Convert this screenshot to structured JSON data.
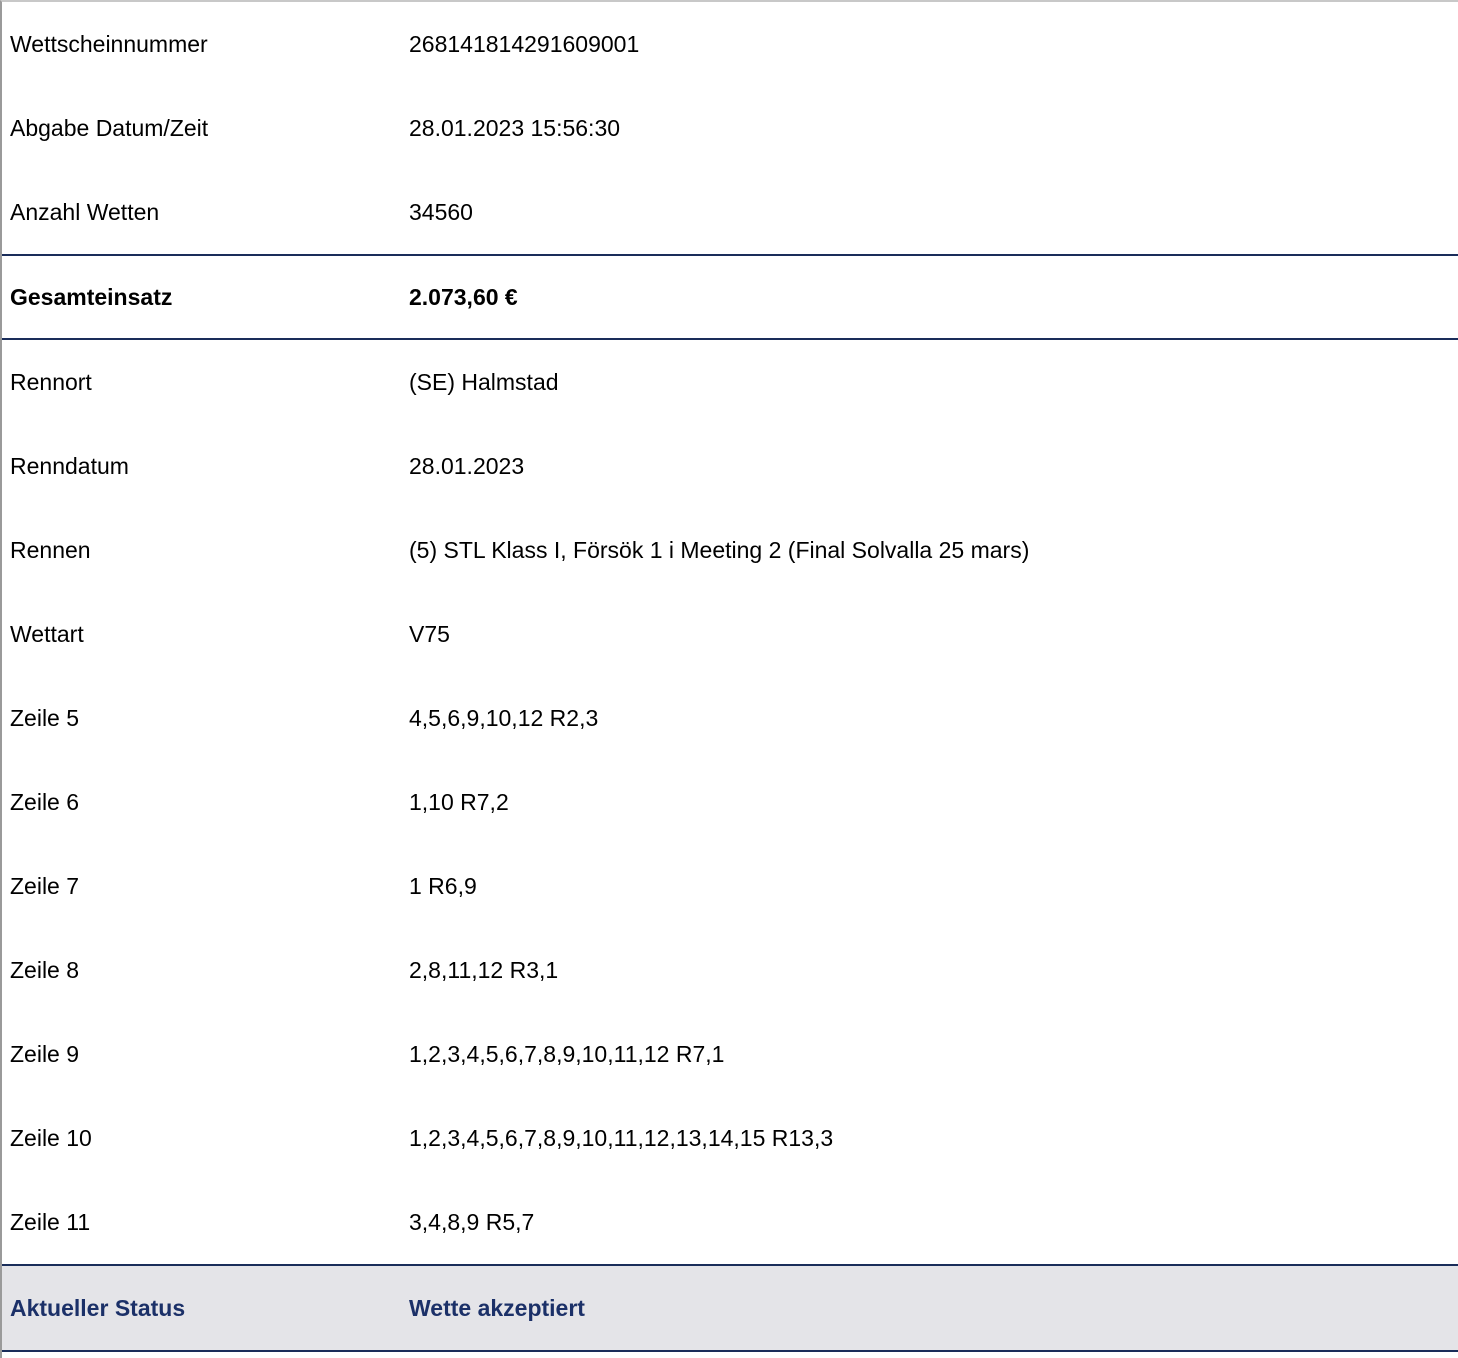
{
  "colors": {
    "accent_border": "#1a2d5a",
    "status_text": "#1b3068",
    "status_background": "#e4e4e8"
  },
  "ticket": {
    "ticket_number": {
      "label": "Wettscheinnummer",
      "value": "268141814291609001"
    },
    "submitted_at": {
      "label": "Abgabe Datum/Zeit",
      "value": "28.01.2023 15:56:30"
    },
    "bet_count": {
      "label": "Anzahl Wetten",
      "value": "34560"
    }
  },
  "total": {
    "label": "Gesamteinsatz",
    "value": "2.073,60 €"
  },
  "race": {
    "venue": {
      "label": "Rennort",
      "value": "(SE) Halmstad"
    },
    "race_date": {
      "label": "Renndatum",
      "value": "28.01.2023"
    },
    "race_name": {
      "label": "Rennen",
      "value": "(5) STL Klass I, Försök 1 i Meeting 2 (Final Solvalla 25 mars)"
    },
    "bet_type": {
      "label": "Wettart",
      "value": "V75"
    }
  },
  "lines": [
    {
      "label": "Zeile 5",
      "value": "4,5,6,9,10,12 R2,3"
    },
    {
      "label": "Zeile 6",
      "value": "1,10 R7,2"
    },
    {
      "label": "Zeile 7",
      "value": "1 R6,9"
    },
    {
      "label": "Zeile 8",
      "value": "2,8,11,12 R3,1"
    },
    {
      "label": "Zeile 9",
      "value": "1,2,3,4,5,6,7,8,9,10,11,12 R7,1"
    },
    {
      "label": "Zeile 10",
      "value": "1,2,3,4,5,6,7,8,9,10,11,12,13,14,15 R13,3"
    },
    {
      "label": "Zeile 11",
      "value": "3,4,8,9 R5,7"
    }
  ],
  "status": {
    "label": "Aktueller Status",
    "value": "Wette akzeptiert"
  }
}
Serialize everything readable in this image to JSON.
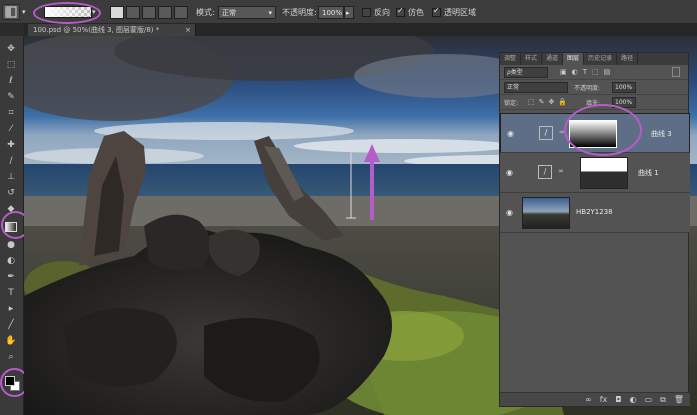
{
  "options_bar": {
    "mode_label": "模式:",
    "mode_value": "正常",
    "opacity_label": "不透明度:",
    "opacity_value": "100%",
    "reverse_label": "反向",
    "dither_label": "仿色",
    "transparency_label": "透明区域",
    "reverse_checked": false,
    "dither_checked": true,
    "transparency_checked": true
  },
  "document_tab": {
    "label": "100.psd @ 50%(曲线 3, 图层蒙版/8) *"
  },
  "layers_panel": {
    "tabs": [
      "调整",
      "样式",
      "通道",
      "图层",
      "历史记录",
      "路径"
    ],
    "active_tab": "图层",
    "filter_label": "ρ类型",
    "blend_mode": "正常",
    "opacity_label": "不透明度:",
    "opacity_value": "100%",
    "lock_label": "锁定:",
    "fill_label": "填充:",
    "fill_value": "100%",
    "layers": [
      {
        "name": "曲线 3",
        "selected": true
      },
      {
        "name": "曲线 1",
        "selected": false
      },
      {
        "name": "HB2Y1238",
        "selected": false
      }
    ]
  },
  "colors": {
    "highlight": "#b65cc9",
    "selected_layer": "#5f6e87"
  }
}
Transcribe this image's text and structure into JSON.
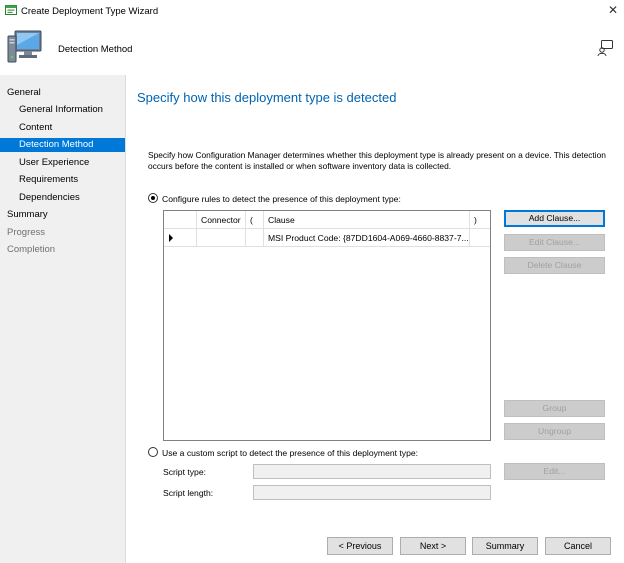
{
  "window": {
    "title": "Create Deployment Type Wizard",
    "close_glyph": "✕"
  },
  "banner": {
    "page_name": "Detection Method"
  },
  "nav": {
    "items": [
      {
        "label": "General",
        "level": 0,
        "state": "normal"
      },
      {
        "label": "General Information",
        "level": 1,
        "state": "normal"
      },
      {
        "label": "Content",
        "level": 1,
        "state": "normal"
      },
      {
        "label": "Detection Method",
        "level": 1,
        "state": "active"
      },
      {
        "label": "User Experience",
        "level": 1,
        "state": "normal"
      },
      {
        "label": "Requirements",
        "level": 1,
        "state": "normal"
      },
      {
        "label": "Dependencies",
        "level": 1,
        "state": "normal"
      },
      {
        "label": "Summary",
        "level": 0,
        "state": "normal"
      },
      {
        "label": "Progress",
        "level": 0,
        "state": "disabled"
      },
      {
        "label": "Completion",
        "level": 0,
        "state": "disabled"
      }
    ]
  },
  "content": {
    "heading": "Specify how this deployment type is detected",
    "description": "Specify how Configuration Manager determines whether this deployment type is already present on a device. This detection occurs before the content is installed or when software inventory data is collected.",
    "rules_radio_label": "Configure rules to detect the presence of this deployment type:",
    "rules_radio_checked": true,
    "script_radio_label": "Use a custom script to detect the presence of this deployment type:",
    "script_radio_checked": false
  },
  "grid": {
    "columns": [
      "Connector",
      "(",
      "Clause",
      ")"
    ],
    "rows": [
      {
        "connector": "",
        "open_paren": "",
        "clause": "MSI Product Code: {87DD1604-A069-4660-8837-7...",
        "close_paren": ""
      }
    ]
  },
  "side_buttons": {
    "add_clause": "Add Clause...",
    "edit_clause": "Edit Clause...",
    "delete_clause": "Delete Clause",
    "group": "Group",
    "ungroup": "Ungroup",
    "edit": "Edit..."
  },
  "script": {
    "type_label": "Script type:",
    "type_value": "",
    "length_label": "Script length:",
    "length_value": ""
  },
  "footer": {
    "previous": "< Previous",
    "next": "Next >",
    "summary": "Summary",
    "cancel": "Cancel"
  }
}
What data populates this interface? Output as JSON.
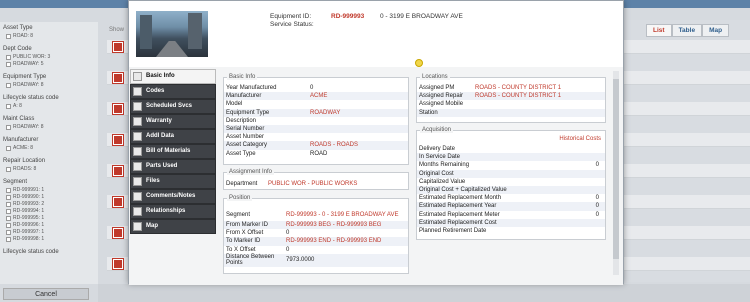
{
  "left_panel": {
    "groups": [
      {
        "title": "Asset Type",
        "options": [
          "ROAD: 8"
        ]
      },
      {
        "title": "Dept Code",
        "options": [
          "PUBLIC WOR: 3",
          "ROADWAY: 5"
        ]
      },
      {
        "title": "Equipment Type",
        "options": [
          "ROADWAY: 8"
        ]
      },
      {
        "title": "Lifecycle status code",
        "options": [
          "A: 8"
        ]
      },
      {
        "title": "Maint Class",
        "options": [
          "ROADWAY: 8"
        ]
      },
      {
        "title": "Manufacturer",
        "options": [
          "ACME: 8"
        ]
      },
      {
        "title": "Repair Location",
        "options": [
          "ROADS: 8"
        ]
      },
      {
        "title": "Segment",
        "options": [
          "RD-999991: 1",
          "RD-999990: 1",
          "RD-999993: 2",
          "RD-999994: 1",
          "RD-999995: 1",
          "RD-999996: 1",
          "RD-999997: 1",
          "RD-999998: 1"
        ]
      },
      {
        "title": "Lifecycle status code",
        "options": []
      }
    ],
    "cancel_label": "Cancel"
  },
  "list_header": {
    "show_label": "Show"
  },
  "view_tabs": [
    {
      "label": "List",
      "active": true
    },
    {
      "label": "Table",
      "active": false
    },
    {
      "label": "Map",
      "active": false
    }
  ],
  "header": {
    "equipment_id_label": "Equipment ID:",
    "equipment_id": "RD-999993",
    "equipment_name": "0 - 3199 E BROADWAY AVE",
    "service_status_label": "Service Status:"
  },
  "tabs": [
    {
      "label": "Basic Info",
      "icon": "info-icon",
      "active": true
    },
    {
      "label": "Codes",
      "icon": "codes-icon",
      "active": false
    },
    {
      "label": "Scheduled Svcs",
      "icon": "calendar-icon",
      "active": false
    },
    {
      "label": "Warranty",
      "icon": "warranty-icon",
      "active": false
    },
    {
      "label": "Addl Data",
      "icon": "data-icon",
      "active": false
    },
    {
      "label": "Bill of Materials",
      "icon": "bom-icon",
      "active": false
    },
    {
      "label": "Parts Used",
      "icon": "parts-icon",
      "active": false
    },
    {
      "label": "Files",
      "icon": "folder-icon",
      "active": false
    },
    {
      "label": "Comments/Notes",
      "icon": "comments-icon",
      "active": false
    },
    {
      "label": "Relationships",
      "icon": "relationships-icon",
      "active": false
    },
    {
      "label": "Map",
      "icon": "map-icon",
      "active": false
    }
  ],
  "basic_info": {
    "title": "Basic Info",
    "rows": [
      {
        "label": "Year Manufactured",
        "value": "0",
        "red": false
      },
      {
        "label": "Manufacturer",
        "value": "ACME",
        "red": true
      },
      {
        "label": "Model",
        "value": "",
        "red": false
      },
      {
        "label": "Equipment Type",
        "value": "ROADWAY",
        "red": true
      },
      {
        "label": "Description",
        "value": "",
        "red": false
      },
      {
        "label": "Serial Number",
        "value": "",
        "red": false
      },
      {
        "label": "Asset Number",
        "value": "",
        "red": false
      },
      {
        "label": "Asset Category",
        "value": "ROADS - ROADS",
        "red": true
      },
      {
        "label": "Asset Type",
        "value": "ROAD",
        "red": false
      }
    ]
  },
  "assignment_info": {
    "title": "Assignment Info",
    "rows": [
      {
        "label": "Department",
        "value": "PUBLIC WOR - PUBLIC WORKS",
        "red": true
      }
    ]
  },
  "position": {
    "title": "Position",
    "rows": [
      {
        "label": "Segment",
        "value": "RD-999993 - 0 - 3199 E BROADWAY AVE",
        "red": true
      },
      {
        "label": "From Marker ID",
        "value": "RD-999993 BEG - RD-999993 BEG",
        "red": true
      },
      {
        "label": "From X Offset",
        "value": "0",
        "red": false
      },
      {
        "label": "To Marker ID",
        "value": "RD-999993 END - RD-999993 END",
        "red": true
      },
      {
        "label": "To X Offset",
        "value": "0",
        "red": false
      },
      {
        "label": "Distance Between Points",
        "value": "7973.0000",
        "red": false
      }
    ]
  },
  "locations": {
    "title": "Locations",
    "rows": [
      {
        "label": "Assigned PM",
        "value": "ROADS - COUNTY DISTRICT 1",
        "red": true
      },
      {
        "label": "Assigned Repair",
        "value": "ROADS - COUNTY DISTRICT 1",
        "red": true
      },
      {
        "label": "Assigned Mobile",
        "value": "",
        "red": false
      },
      {
        "label": "Station",
        "value": "",
        "red": false
      }
    ]
  },
  "acquisition": {
    "title": "Acquisition",
    "link": "Historical Costs",
    "rows": [
      {
        "label": "Delivery Date",
        "value": ""
      },
      {
        "label": "In Service Date",
        "value": ""
      },
      {
        "label": "Months Remaining",
        "value": "0"
      },
      {
        "label": "Original Cost",
        "value": ""
      },
      {
        "label": "Capitalized Value",
        "value": ""
      },
      {
        "label": "Original Cost + Capitalized Value",
        "value": ""
      },
      {
        "label": "Estimated Replacement Month",
        "value": "0"
      },
      {
        "label": "Estimated Replacement Year",
        "value": "0"
      },
      {
        "label": "Estimated Replacement Meter",
        "value": "0"
      },
      {
        "label": "Estimated Replacement Cost",
        "value": ""
      },
      {
        "label": "Planned Retirement Date",
        "value": ""
      }
    ]
  },
  "colors": {
    "accent_red": "#c0392b",
    "nav_dark": "#3f4247",
    "link_blue": "#2f5e8c"
  }
}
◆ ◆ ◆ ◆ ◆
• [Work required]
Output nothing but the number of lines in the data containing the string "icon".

• [Completed exercise]
11